Town of Oyster Bay Supervisor Joseph Saladino tabbed Columbia Law School grad and former Assistant U.S. Attorney Joseph Nocella to the post of town attorney at the Feb. 14 town board meeting.
Nocella replaces Leonard Genova, who stepped down Jan. 9, four days after his ally and longtime Supervisor John Venditto resigned to prepare his defense against federal corruption charges.
Saladino praised Nocella for his long experience in municipal government, having served in the Nassau County Attorney’s Office and also as counsel for the Office of Housing and Community Development.
“It happens to be a rare find—a former federal prosecutor who also has extensive experience in municipal law,” Saladino pointed out, adding that Nocella earned a commendation from the FBI director for his efforts in prosecuting racketeering, extortion, and fraud cases while serving in the Eastern District of New York.
Nocella, affirmed Saladino, “has proven time and time again to have the highest moral and ethical standards, as well as a willingness to take on the toughest battles possible to protect the best interests of his fellow citizens…His experience will dovetail nicely with the mission of the Town of Oyster Bay.”
Saladino also named Gregory Carman Jr. to be deputy supervisor. A partner in a Farmingdale law firm, Carman is a former Farmingdale village attorney.
“He is extremely active in the community,” praised Saladino, whose father Joe Sr. and Carman’s father, Gregory Sr., served together on the Oyster Bay town board decades ago.
Greg Sr. was on hand to swear in his son. Saladino praised the family’s public service. Both Carmans are graduates of St. John’s University Law School. The father is a former congressman and was appointed by President Reagan to the United States Court of International Trade, where he served a term as chief justice. He now holds the rank of senior judge on the court.
Of his new deputy, Saladino said that, “I know firsthand that he is an amazing administrator who’ll be bringing his talents here to the [town] and whose résumé fits very well with the mission of this administration and this board.”
The board also voted to approve Elizabeth Maccarone as commissioner of the Department of Planning and Development and Richard Lenz as the commissioner of the Department of Public Works.
“It’s no secret that great change is needed in the [town],” Saladino stated in introducing Maccarone. “One of the areas where we are tremendously committed to bring great change and to better serve the residents…is in the building department. Well, we have the right person, whose attention to detail, whose commitment to our town and whose résumé and experience is tremendous.”

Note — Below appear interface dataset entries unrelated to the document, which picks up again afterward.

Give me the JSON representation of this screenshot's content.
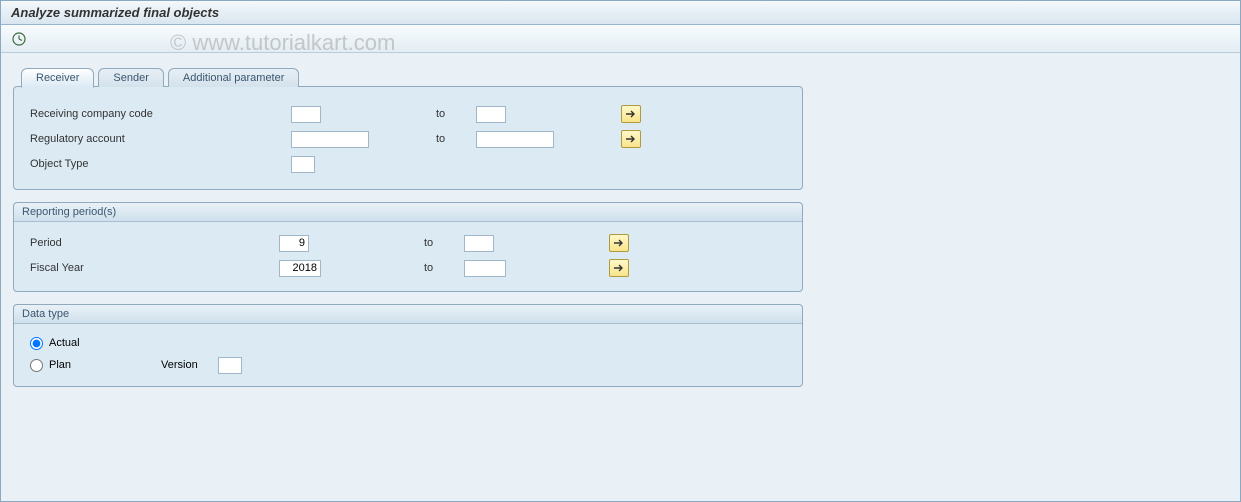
{
  "title": "Analyze summarized final objects",
  "watermark": "© www.tutorialkart.com",
  "tabs": {
    "receiver": "Receiver",
    "sender": "Sender",
    "additional": "Additional parameter"
  },
  "receiver_panel": {
    "company_code_label": "Receiving company code",
    "regulatory_label": "Regulatory account",
    "object_type_label": "Object Type",
    "to": "to"
  },
  "reporting": {
    "title": "Reporting period(s)",
    "period_label": "Period",
    "period_from": "9",
    "fiscal_label": "Fiscal Year",
    "fiscal_from": "2018",
    "to": "to"
  },
  "datatype": {
    "title": "Data type",
    "actual_label": "Actual",
    "plan_label": "Plan",
    "version_label": "Version"
  }
}
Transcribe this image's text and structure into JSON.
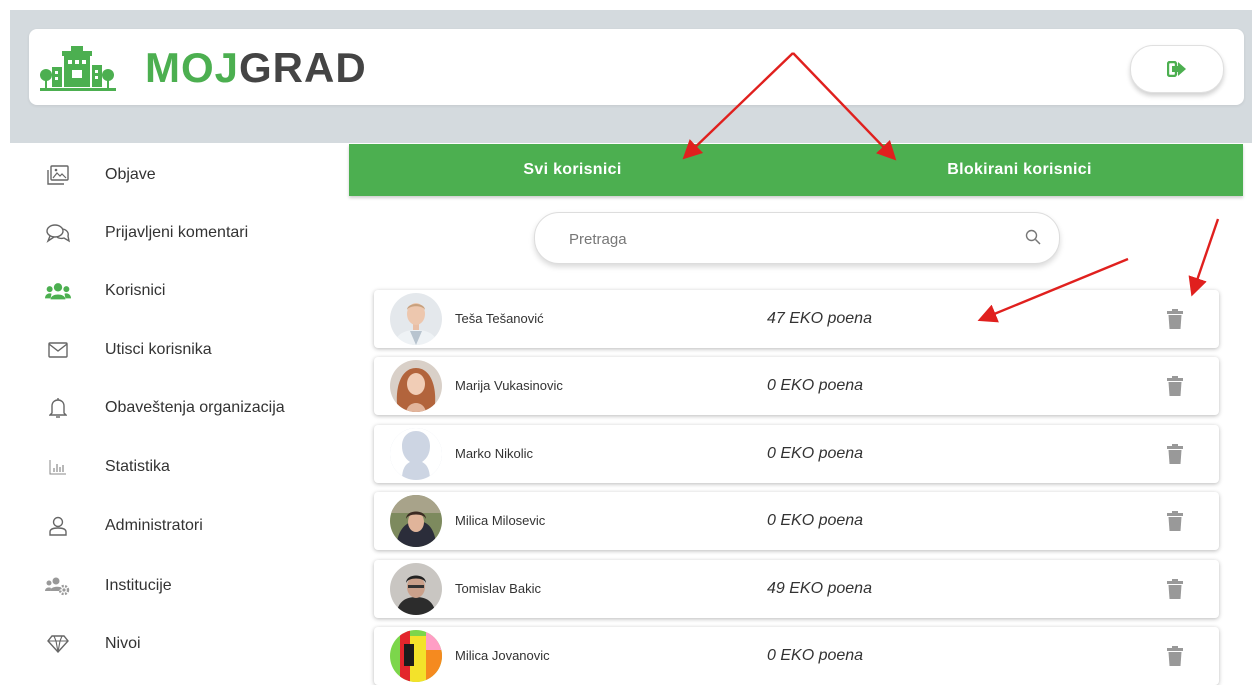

Maccarone has been employed by the town (with a short absence) since 1989 and has spent nearly half of those years in the department she now heads.
“She’s the right person to get the job done,” praised Saladino, “and the changes you will see in this town [will be] remarkable and unprecedented.”
Lenz, who headed the DPW from 2005-07, “is a man whose experience in this field is lengthy and amazing,” said Saladino, who added that Lenz’s previous tenure was marked by “fantastic results.” He promised that, “there will be exciting news because [Lenz’s] responsibilities will be growing well beyond public works as you see the rebuild of Oyster Bay.”
Summing up the personnel moves, Saladino affirmed that “when you put some of your best people together, the outcome will be something special.
“These four individuals have the best interests of their fellow citizens at heart, and will work diligently to help my administration return town government to the path that it followed for so many years,” Saladino added in a statement. “The [town] and its residents truly are getting the whole package: public servants with unmatched dedication, the highest ethical and moral standards, as well as strong, hands-on administrators.”